A little different in style and tone to most recent Dredd stories, Judge Dredd: The Small House is a tense, taunt espionage drama. Who would of thought straight up classic conspiracy makes great Dredd!!
‘Everything is at stake and no-one is safe! Judge Dredd and his team of hand-picked allies finally takes on the nefarious Judge Smiley, Mega-City One’s behind-the-scenes manipulator! But who will be left standing at the end? And with tensions with Chief Judge Hershey at breaking point, has Dredd finally met his match?’
Rob Williams’ Judge Dredd stories have always had a hint of something big, nasty and possibly corrupt, just subtle notions that there is maybe a few more shades of grey in old Joe Dredd’s life than he’d be comfortable to admit. Williams is able to explore this through this books main villain Judge Smiley, a truly great addition to the ever expanding Judge Dredd universe.
As this mysterious cabal of corrupt judges strike seemingly from nowhere, will Dredd and his few hand picked allies be able to stop the nefarious master manipulator, Judge Smiley. Dredd may be the law, but what law he upholds has been tainted and he knows it, the very system the judges are built on, one that Judge Smiley will remind Dredd about, is that he, the judges and the whole Justice system are fascists.
But, they’re still the power in Mega-City One, and with this story having no sight nor sound of any satire in parts, it’s a sobering reminder, more pertinent in current times, given the state of the world, that Dredd is not an aspirational figure. Mega City One is a prison and the Judges are the jailers.
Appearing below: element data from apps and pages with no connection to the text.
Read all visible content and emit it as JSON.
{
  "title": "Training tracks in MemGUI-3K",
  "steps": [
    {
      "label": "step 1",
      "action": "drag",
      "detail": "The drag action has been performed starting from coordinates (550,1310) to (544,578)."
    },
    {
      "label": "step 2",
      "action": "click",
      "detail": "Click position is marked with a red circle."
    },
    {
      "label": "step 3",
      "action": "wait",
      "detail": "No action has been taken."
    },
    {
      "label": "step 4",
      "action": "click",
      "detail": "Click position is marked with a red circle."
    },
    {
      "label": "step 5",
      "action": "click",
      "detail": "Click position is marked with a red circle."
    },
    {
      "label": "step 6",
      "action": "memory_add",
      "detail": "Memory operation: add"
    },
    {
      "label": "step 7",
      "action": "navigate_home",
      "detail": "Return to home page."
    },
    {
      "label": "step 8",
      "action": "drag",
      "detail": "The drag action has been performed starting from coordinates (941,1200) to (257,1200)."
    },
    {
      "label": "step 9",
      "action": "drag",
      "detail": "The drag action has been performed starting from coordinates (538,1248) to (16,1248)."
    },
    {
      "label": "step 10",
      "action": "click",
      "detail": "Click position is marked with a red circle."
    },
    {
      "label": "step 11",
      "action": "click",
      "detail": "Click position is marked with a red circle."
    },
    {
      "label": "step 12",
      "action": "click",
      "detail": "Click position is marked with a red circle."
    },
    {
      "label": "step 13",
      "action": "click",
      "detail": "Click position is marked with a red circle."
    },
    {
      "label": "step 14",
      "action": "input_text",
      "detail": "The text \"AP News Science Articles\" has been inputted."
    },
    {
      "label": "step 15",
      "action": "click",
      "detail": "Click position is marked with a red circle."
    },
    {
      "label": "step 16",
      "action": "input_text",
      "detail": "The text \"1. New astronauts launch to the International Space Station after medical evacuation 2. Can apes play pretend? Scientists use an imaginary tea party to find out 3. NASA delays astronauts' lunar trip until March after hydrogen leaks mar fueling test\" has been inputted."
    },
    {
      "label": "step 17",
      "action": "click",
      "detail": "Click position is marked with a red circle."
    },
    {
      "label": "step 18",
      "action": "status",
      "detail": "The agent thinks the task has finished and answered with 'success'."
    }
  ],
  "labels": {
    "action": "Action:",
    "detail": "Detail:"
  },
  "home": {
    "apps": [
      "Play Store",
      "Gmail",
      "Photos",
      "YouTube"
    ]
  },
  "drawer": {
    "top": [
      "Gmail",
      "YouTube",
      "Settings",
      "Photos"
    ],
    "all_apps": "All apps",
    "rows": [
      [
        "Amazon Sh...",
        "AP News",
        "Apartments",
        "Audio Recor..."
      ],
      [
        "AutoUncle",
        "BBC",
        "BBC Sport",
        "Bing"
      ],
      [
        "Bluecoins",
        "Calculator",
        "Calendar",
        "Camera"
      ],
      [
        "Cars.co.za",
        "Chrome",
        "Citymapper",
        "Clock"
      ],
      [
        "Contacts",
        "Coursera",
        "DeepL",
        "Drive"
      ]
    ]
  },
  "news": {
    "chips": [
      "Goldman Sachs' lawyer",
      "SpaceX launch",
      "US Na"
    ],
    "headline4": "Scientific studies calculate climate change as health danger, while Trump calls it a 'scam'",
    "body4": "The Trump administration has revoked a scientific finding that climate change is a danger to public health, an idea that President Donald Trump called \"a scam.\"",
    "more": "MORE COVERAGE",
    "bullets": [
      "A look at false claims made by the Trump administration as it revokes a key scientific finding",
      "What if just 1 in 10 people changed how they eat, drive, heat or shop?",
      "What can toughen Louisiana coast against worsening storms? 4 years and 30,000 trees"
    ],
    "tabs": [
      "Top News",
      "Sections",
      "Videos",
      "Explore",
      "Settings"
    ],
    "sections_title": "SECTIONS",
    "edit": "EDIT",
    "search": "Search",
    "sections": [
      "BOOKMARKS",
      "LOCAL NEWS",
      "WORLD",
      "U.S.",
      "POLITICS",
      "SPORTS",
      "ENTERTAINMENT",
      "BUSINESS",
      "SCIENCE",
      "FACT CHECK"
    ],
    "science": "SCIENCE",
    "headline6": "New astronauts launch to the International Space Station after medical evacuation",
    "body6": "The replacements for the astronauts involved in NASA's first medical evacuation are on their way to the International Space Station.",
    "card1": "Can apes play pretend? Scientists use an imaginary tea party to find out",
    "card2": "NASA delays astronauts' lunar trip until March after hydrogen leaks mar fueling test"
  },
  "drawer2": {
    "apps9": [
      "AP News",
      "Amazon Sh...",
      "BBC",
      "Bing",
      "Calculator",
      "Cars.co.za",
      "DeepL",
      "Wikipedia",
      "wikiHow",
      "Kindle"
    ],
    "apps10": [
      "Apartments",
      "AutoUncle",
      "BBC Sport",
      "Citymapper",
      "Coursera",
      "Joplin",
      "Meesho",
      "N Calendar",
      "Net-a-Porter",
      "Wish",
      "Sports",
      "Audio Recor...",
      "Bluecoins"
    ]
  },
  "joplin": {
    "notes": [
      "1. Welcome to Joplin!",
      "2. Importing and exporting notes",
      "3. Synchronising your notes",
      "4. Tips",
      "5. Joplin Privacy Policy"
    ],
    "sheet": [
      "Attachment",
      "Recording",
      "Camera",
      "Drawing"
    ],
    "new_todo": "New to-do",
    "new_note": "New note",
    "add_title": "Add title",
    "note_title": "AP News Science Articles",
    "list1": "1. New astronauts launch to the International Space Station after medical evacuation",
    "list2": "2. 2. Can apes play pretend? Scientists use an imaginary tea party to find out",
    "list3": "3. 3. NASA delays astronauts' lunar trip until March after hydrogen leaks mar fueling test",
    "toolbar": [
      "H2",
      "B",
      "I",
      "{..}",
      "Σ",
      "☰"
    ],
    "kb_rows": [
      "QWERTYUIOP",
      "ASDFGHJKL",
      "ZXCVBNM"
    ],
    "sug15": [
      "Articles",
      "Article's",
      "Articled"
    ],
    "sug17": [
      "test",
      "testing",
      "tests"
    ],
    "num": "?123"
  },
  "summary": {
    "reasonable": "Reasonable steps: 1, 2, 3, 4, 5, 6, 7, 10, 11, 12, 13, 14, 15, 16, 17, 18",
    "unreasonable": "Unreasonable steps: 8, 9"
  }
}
Yes, Dredd has always had satire at it’s heart, but what makes this story work and so brilliant, is we are given a a paranoia-soaked story, a phenomenal thriller with visual clues and metaphors abound, rolling at a fantastic pace that you realise the satire is the only thing that could make any kind of sense, someone started the joke and left us all crying.
Henry Flint’s art is outstanding! His Dredd’s chin looks like the skin of an artichoke, his Dirty Frank is appropriately wild and dirty and his Judge Smiley is a clever combination of ordinary and sinister. His attention to detail with his backgrounds is outstanding, detail is exceptional and perspective is always spot on and unusual. Flint’s visual storytelling is fluid and exciting, his detail and skill with facial expressions contributes just as much information and story as Williams writing.
The Small House demands a big payoff and it has it with spades. A terrific revelatory ending that will change much about what the Judges are in Mega City One and some interesting potential character development for everyone’s favourite fascist. But then, Dredd’s life is one littered with bodies and tragedy.
This critically acclaimed and fan lauded latest Judge Dredd tale, from Rob Williams and Henry Flint, sent shockwaves through the universe and is collected into this softcover edition straight from the pages of 2000AD!
“One of the best runs ever. This is special.” – Mark Millar
“The character, and the strip, at its very best” – Hollywood Reporter
“One of the pivotal moments of Judge Dredd history” – Multiversity Comics